Keywords: Complicated otitis media; zygomatic abscess; temporozygomatic swelling; subperiosteal abscess

Clinical Case

     25-year-old male patient, one-pack-per-week smoker, with no other relevant history. He seeks medical advice for a 1-week left otodynia, associated with scanty yellowish otorrhea in addition to a rapidly growing left temporozygomatic swelling. No antibiotic treatment.

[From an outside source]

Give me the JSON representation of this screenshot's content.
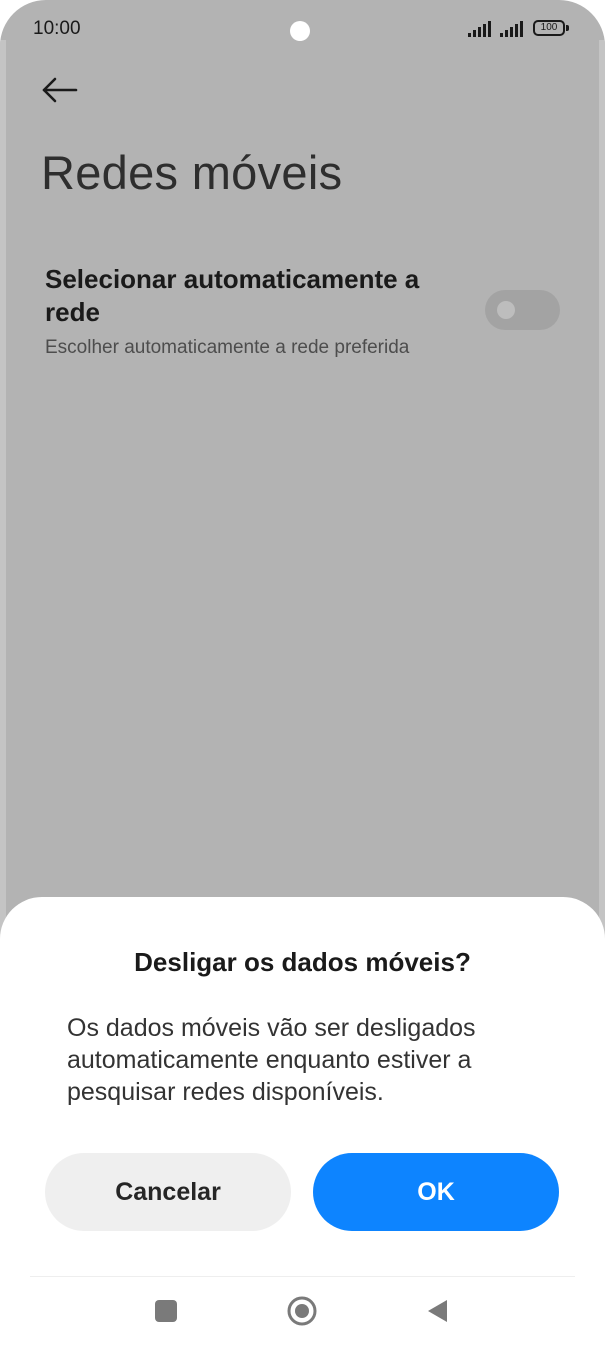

     Good condition on physical examination. Apyretic. Left ear: external auditory canal with mucopurulent secretions; dull, congestive tympanic membrane, without luminous shine and with punctiform attic perforation through which little purulent material comes out; no fetidness; no skin flakes. Myringosclerosis plaque (Fig. 3). Instrumental acoumetry with 256 Hz tuning fork; Weber lateralized to the left ear. Bilateral positive Rinne.

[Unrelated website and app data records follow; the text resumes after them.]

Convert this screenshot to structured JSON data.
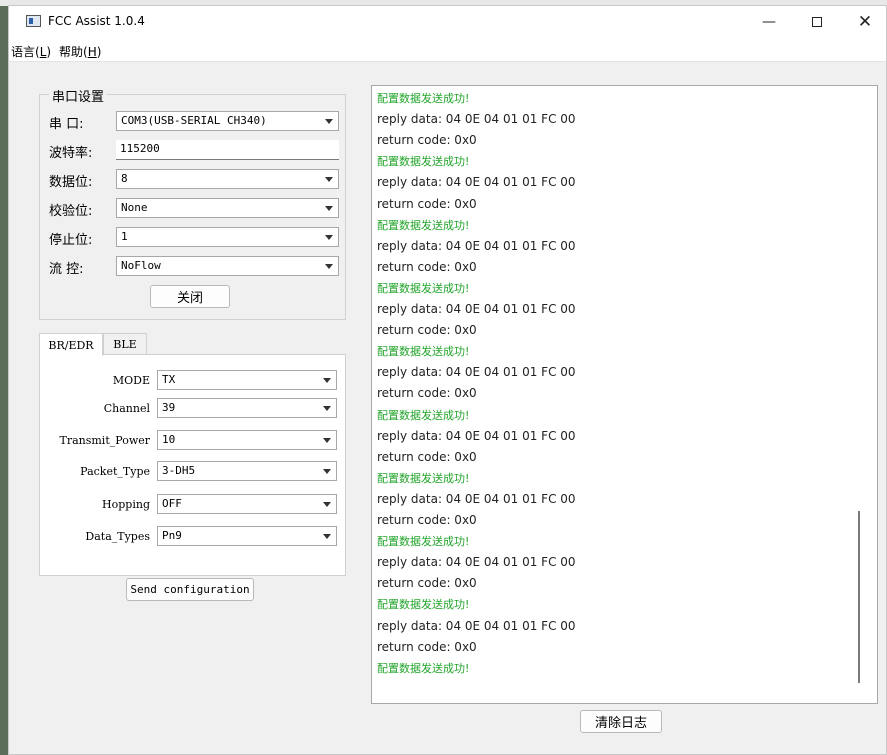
{
  "window": {
    "title": "FCC Assist 1.0.4",
    "controls": {
      "minimize": "—",
      "close": "✕"
    }
  },
  "menu": [
    {
      "label": "语言",
      "accel": "L"
    },
    {
      "label": "帮助",
      "accel": "H"
    }
  ],
  "serial": {
    "group_title": "串口设置",
    "port_label": "串  口:",
    "port_value": "COM3(USB-SERIAL CH340)",
    "baud_label": "波特率:",
    "baud_value": "115200",
    "databits_label": "数据位:",
    "databits_value": "8",
    "parity_label": "校验位:",
    "parity_value": "None",
    "stopbits_label": "停止位:",
    "stopbits_value": "1",
    "flow_label": "流  控:",
    "flow_value": "NoFlow",
    "close_button": "关闭"
  },
  "tabs": [
    {
      "label": "BR/EDR",
      "active": true
    },
    {
      "label": "BLE",
      "active": false
    }
  ],
  "params": [
    {
      "label": "MODE",
      "value": "TX"
    },
    {
      "label": "Channel",
      "value": "39"
    },
    {
      "label": "Transmit_Power",
      "value": "10"
    },
    {
      "label": "Packet_Type",
      "value": "3-DH5"
    },
    {
      "label": "Hopping",
      "value": "OFF"
    },
    {
      "label": "Data_Types",
      "value": "Pn9"
    }
  ],
  "send_button": "Send configuration",
  "clear_button": "清除日志",
  "log": [
    {
      "text": "配置数据发送成功!",
      "kind": "ok"
    },
    {
      "text": "reply data: 04 0E 04 01 01 FC 00",
      "kind": "data"
    },
    {
      "text": "return code: 0x0",
      "kind": "data"
    },
    {
      "text": "配置数据发送成功!",
      "kind": "ok"
    },
    {
      "text": "reply data: 04 0E 04 01 01 FC 00",
      "kind": "data"
    },
    {
      "text": "return code: 0x0",
      "kind": "data"
    },
    {
      "text": "配置数据发送成功!",
      "kind": "ok"
    },
    {
      "text": "reply data: 04 0E 04 01 01 FC 00",
      "kind": "data"
    },
    {
      "text": "return code: 0x0",
      "kind": "data"
    },
    {
      "text": "配置数据发送成功!",
      "kind": "ok"
    },
    {
      "text": "reply data: 04 0E 04 01 01 FC 00",
      "kind": "data"
    },
    {
      "text": "return code: 0x0",
      "kind": "data"
    },
    {
      "text": "配置数据发送成功!",
      "kind": "ok"
    },
    {
      "text": "reply data: 04 0E 04 01 01 FC 00",
      "kind": "data"
    },
    {
      "text": "return code: 0x0",
      "kind": "data"
    },
    {
      "text": "配置数据发送成功!",
      "kind": "ok"
    },
    {
      "text": "reply data: 04 0E 04 01 01 FC 00",
      "kind": "data"
    },
    {
      "text": "return code: 0x0",
      "kind": "data"
    },
    {
      "text": "配置数据发送成功!",
      "kind": "ok"
    },
    {
      "text": "reply data: 04 0E 04 01 01 FC 00",
      "kind": "data"
    },
    {
      "text": "return code: 0x0",
      "kind": "data"
    },
    {
      "text": "配置数据发送成功!",
      "kind": "ok"
    },
    {
      "text": "reply data: 04 0E 04 01 01 FC 00",
      "kind": "data"
    },
    {
      "text": "return code: 0x0",
      "kind": "data"
    },
    {
      "text": "配置数据发送成功!",
      "kind": "ok"
    },
    {
      "text": "reply data: 04 0E 04 01 01 FC 00",
      "kind": "data"
    },
    {
      "text": "return code: 0x0",
      "kind": "data"
    },
    {
      "text": "配置数据发送成功!",
      "kind": "ok"
    }
  ]
}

     Diffuse left temporozygomatic swelling (Fig. 1-2) measuring approximately 8 x 4 cm (A-P) and (L). Its upper limit occupies the entire left supra-auricular region, reaching the tail of the eyebrow and ipsilateral malar region; modified root of the Helix, facial asymmetry and effacement of the retroauricular sulcus, displacement of auricular pavilion. Soft and depressible. Mastoid with mild erythema.


     Total occupation of mastoid cells on the left, bone erosion with soft tissue involvement. Collection at the level of temporal, zygomatic and left parietal bones. Septations. It measures 80 x 33 x 91 mm L, T and AP (Fig. 4-5). The laboratory study revealed a leukocytosis of 17,000 with neutrophilia (80%). Elevation of C-reactive protein 20 mg/dl, Hemoglobin 12.1 g/dl, Hematocrit 35.8%. Hospitalized patient with medical-surgical treatment. Puncture aspiration (Fig. 6) and surgical drainage. Ampicillin-Sulbactam 3 g every 6 hours, Ketoprofen 100 mg every 8 hours and Hydrocortisone 100 mg every 12 hours were administered. Due to the lack of an emergency block, mastoidectomy was not performed. The infectious process eroded the bone cortex of the temporal bone, dispersing pus between the cortex and the periosteum in the temporozygomatic region (Fig. 5). The causative germ was not isolated; empirical antibiotic therapy was sufficient. Chronic cholesteatomatous otitis media was ruled out; in its evolution, the eardrum was found to be normal with good shine and no collection in the tympanic box. Normal hearing. Control tomography with clear attic (Fig. 7).